You shouldn’t have to be Bill Gates to be considered an entrepreneur.
By Yusuf Mansur. This article first appeared in venture magazine.
Do you know what the new buzzword in Jordan is? Guess no more: it is “entrepreneur.” Alas, when asked of its meaning, many people give elitist definitions and grant the concept a meaning that is lofty and aggrandizing. But an entrepreneur is none of that!
Not knowing the meaning causes misconceptions that may be harmful to the development of entrepreneurship in Jordan and the economy.
While drafting this article, I asked a few friends: who comes to your mind when I say “entrepreneur?” Almost everyone shot out the name of one Jordanian whose name will not be mentioned here. This usual suspect has helped popularize the concept in Jordan, not only as a successful businessman, but also as a policy interlocutor and effective contributor to the concept of corporate social responsibility. Before his success, Jordanians almost always thought that for one to be successful he had to have a government post or title.

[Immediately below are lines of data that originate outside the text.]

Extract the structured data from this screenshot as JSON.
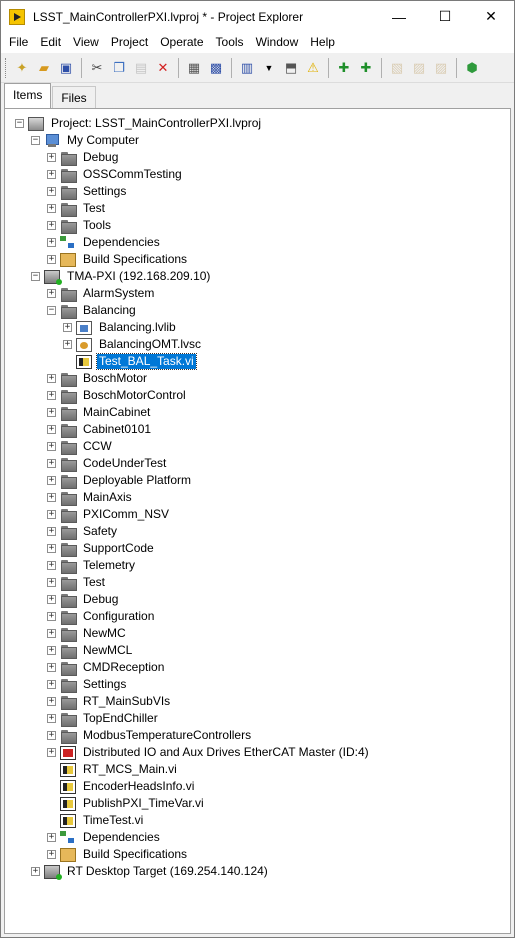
{
  "window": {
    "title": "LSST_MainControllerPXI.lvproj * - Project Explorer",
    "minimize": "—",
    "maximize": "☐",
    "close": "✕"
  },
  "menu": [
    "File",
    "Edit",
    "View",
    "Project",
    "Operate",
    "Tools",
    "Window",
    "Help"
  ],
  "tabs": [
    {
      "label": "Items",
      "active": true
    },
    {
      "label": "Files",
      "active": false
    }
  ],
  "tree": [
    {
      "label": "Project: LSST_MainControllerPXI.lvproj",
      "depth": 0,
      "icon": "project-icon",
      "exp": "−"
    },
    {
      "label": "My Computer",
      "depth": 1,
      "icon": "computer-icon",
      "exp": "−"
    },
    {
      "label": "Debug",
      "depth": 2,
      "icon": "folder-icon",
      "exp": "+"
    },
    {
      "label": "OSSCommTesting",
      "depth": 2,
      "icon": "folder-icon",
      "exp": "+"
    },
    {
      "label": "Settings",
      "depth": 2,
      "icon": "folder-icon",
      "exp": "+"
    },
    {
      "label": "Test",
      "depth": 2,
      "icon": "folder-icon",
      "exp": "+"
    },
    {
      "label": "Tools",
      "depth": 2,
      "icon": "folder-icon",
      "exp": "+"
    },
    {
      "label": "Dependencies",
      "depth": 2,
      "icon": "dependencies-icon",
      "exp": "+"
    },
    {
      "label": "Build Specifications",
      "depth": 2,
      "icon": "build-specifications-icon",
      "exp": "+"
    },
    {
      "label": "TMA-PXI (192.168.209.10)",
      "depth": 1,
      "icon": "rt-target-icon",
      "exp": "−"
    },
    {
      "label": "AlarmSystem",
      "depth": 2,
      "icon": "folder-icon",
      "exp": "+"
    },
    {
      "label": "Balancing",
      "depth": 2,
      "icon": "folder-icon",
      "exp": "−"
    },
    {
      "label": "Balancing.lvlib",
      "depth": 3,
      "icon": "lvlib-icon",
      "exp": "+"
    },
    {
      "label": "BalancingOMT.lvsc",
      "depth": 3,
      "icon": "lvsc-icon",
      "exp": "+"
    },
    {
      "label": "Test_BAL_Task.vi",
      "depth": 3,
      "icon": "vi-icon",
      "exp": "",
      "selected": true
    },
    {
      "label": "BoschMotor",
      "depth": 2,
      "icon": "folder-icon",
      "exp": "+"
    },
    {
      "label": "BoschMotorControl",
      "depth": 2,
      "icon": "folder-icon",
      "exp": "+"
    },
    {
      "label": "MainCabinet",
      "depth": 2,
      "icon": "folder-icon",
      "exp": "+"
    },
    {
      "label": "Cabinet0101",
      "depth": 2,
      "icon": "folder-icon",
      "exp": "+"
    },
    {
      "label": "CCW",
      "depth": 2,
      "icon": "folder-icon",
      "exp": "+"
    },
    {
      "label": "CodeUnderTest",
      "depth": 2,
      "icon": "folder-icon",
      "exp": "+"
    },
    {
      "label": "Deployable Platform",
      "depth": 2,
      "icon": "folder-icon",
      "exp": "+"
    },
    {
      "label": "MainAxis",
      "depth": 2,
      "icon": "folder-icon",
      "exp": "+"
    },
    {
      "label": "PXIComm_NSV",
      "depth": 2,
      "icon": "folder-icon",
      "exp": "+"
    },
    {
      "label": "Safety",
      "depth": 2,
      "icon": "folder-icon",
      "exp": "+"
    },
    {
      "label": "SupportCode",
      "depth": 2,
      "icon": "folder-icon",
      "exp": "+"
    },
    {
      "label": "Telemetry",
      "depth": 2,
      "icon": "folder-icon",
      "exp": "+"
    },
    {
      "label": "Test",
      "depth": 2,
      "icon": "folder-icon",
      "exp": "+"
    },
    {
      "label": "Debug",
      "depth": 2,
      "icon": "folder-icon",
      "exp": "+"
    },
    {
      "label": "Configuration",
      "depth": 2,
      "icon": "folder-icon",
      "exp": "+"
    },
    {
      "label": "NewMC",
      "depth": 2,
      "icon": "folder-icon",
      "exp": "+"
    },
    {
      "label": "NewMCL",
      "depth": 2,
      "icon": "folder-icon",
      "exp": "+"
    },
    {
      "label": "CMDReception",
      "depth": 2,
      "icon": "folder-icon",
      "exp": "+"
    },
    {
      "label": "Settings",
      "depth": 2,
      "icon": "folder-icon",
      "exp": "+"
    },
    {
      "label": "RT_MainSubVIs",
      "depth": 2,
      "icon": "folder-icon",
      "exp": "+"
    },
    {
      "label": "TopEndChiller",
      "depth": 2,
      "icon": "folder-icon",
      "exp": "+"
    },
    {
      "label": "ModbusTemperatureControllers",
      "depth": 2,
      "icon": "folder-icon",
      "exp": "+"
    },
    {
      "label": "Distributed IO and Aux Drives EtherCAT Master (ID:4)",
      "depth": 2,
      "icon": "ethercat-icon",
      "exp": "+"
    },
    {
      "label": "RT_MCS_Main.vi",
      "depth": 2,
      "icon": "vi-icon",
      "exp": ""
    },
    {
      "label": "EncoderHeadsInfo.vi",
      "depth": 2,
      "icon": "vi-icon",
      "exp": ""
    },
    {
      "label": "PublishPXI_TimeVar.vi",
      "depth": 2,
      "icon": "vi-icon",
      "exp": ""
    },
    {
      "label": "TimeTest.vi",
      "depth": 2,
      "icon": "vi-icon",
      "exp": ""
    },
    {
      "label": "Dependencies",
      "depth": 2,
      "icon": "dependencies-icon",
      "exp": "+"
    },
    {
      "label": "Build Specifications",
      "depth": 2,
      "icon": "build-specifications-icon",
      "exp": "+"
    },
    {
      "label": "RT Desktop Target (169.254.140.124)",
      "depth": 1,
      "icon": "rt-target-icon",
      "exp": "+"
    }
  ]
}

But thinking that this person is the sole manifestation of an entrepreneur makes for a dangerous route. The word “entrepreneur” has become synonymous in Jordan with rich, innovator, market leader, sophisticated, visionary, powerful, and other equally highly crafted meanings that spell “elite,” which should not be the case.
The common thinking is harms the effort to create more entrepreneurs and entrepreneurship. By glamorizing the concept, the so-called entrepreneurship champions in Jordan are bequeathing upon it almost super hero characteristics; hence, a unique or unattainable status. In general, the majority seems to confuse highly successful businessmen with entrepreneurs.
The word “entrepreneur” was coined by Jean-Baptiste Say in the 1800s to mean “one who undertakes an enterprise, especially a contractor, acting as intermediary between capital and labor.”
According to Wikipedia, “an entrepreneur is a person who has possession of a new enterprise, venture or idea and assumes significant accountability for the inherent risks and the outcome.”
Currently, students of economics are taught that an entrepreneur is a person who organizes the factors of production (land, labor, capital, and technology) into a business entity, assumes all risks and uncertainties, and her/his payment is profits. Therefore, this person is one who gathers labor through some contractual arrangement; employs capital in the form of buildings, machinery and tools; utilizes a technology (which need not be a new invention); purchases, leases or rents natural resources; and can either make a living through profits or lose her/his shirt in the process.
Some schools also teach that entrepreneurship is itself a resource because without it the business enterprise and ensuing production process would not exist. In short, an entrepreneur is someone who organizes a business venture and assumes the risk for it. What this person isn’t, is a salaried employee of another – he/she is self employed!
So where do we meet this person? He is the child who convinced his mom to squeeze a few lemons, give him ice from her fridge, loan him a pitcher, paper cups and a box to display his wares upon; then scribbled a sign that said “Lemonade for 10 piasters, pennies or cents” and sold it to passersby at a street corner. Believe it or not, these children are entrepreneurs. I know one person who did exactly this as a child to support his family and later became one of Jordan’s largest producers of ice cream. He learnt business skills without going to a business school or receiving an Ivy League education. At the age of forty, he learned to read, but only after he became a millionaire many times over.
The entrepreneur is the person who sells gum on the sidewalk; the person who started a huge enterprise that trades stocks or commodities; and the thousands of people in Jordan who start their own businesses every day, whether formally or informally.
Entrepreneurs are everywhere. Now, they may not be as successful as Bill Gates, Warren Buffett, or our own hundreds of self-made millionaires. But they are as entrepreneurial as the ones that regularly come to mind; who just happen to be more successful than most.
Of course there are types of entrepreneurs: social entrepreneurs (ones who start social enterprises), innovative entrepreneurs (those who come up with new ideas to do things better), etc. So the next time you hear of an entrepreneur, think of the simple guys all around us, the grocers, shop owners, and everyone who started a business, any kind of business.
They all fall under the one definition of creating an enterprise to do something, which may succeed or fail. And remember, entrepreneurship is no guarantee of wealth or success.
Yusuf Mansur is currently CEO and consultant at Enconsult, and former Director General of the Telecom Regulatory Commission TRC, CEO of Jordan Investment Board JIB and CEO of Jordan Agency for Enterprise and Investment Development (DX). You can contact him at email@example.com.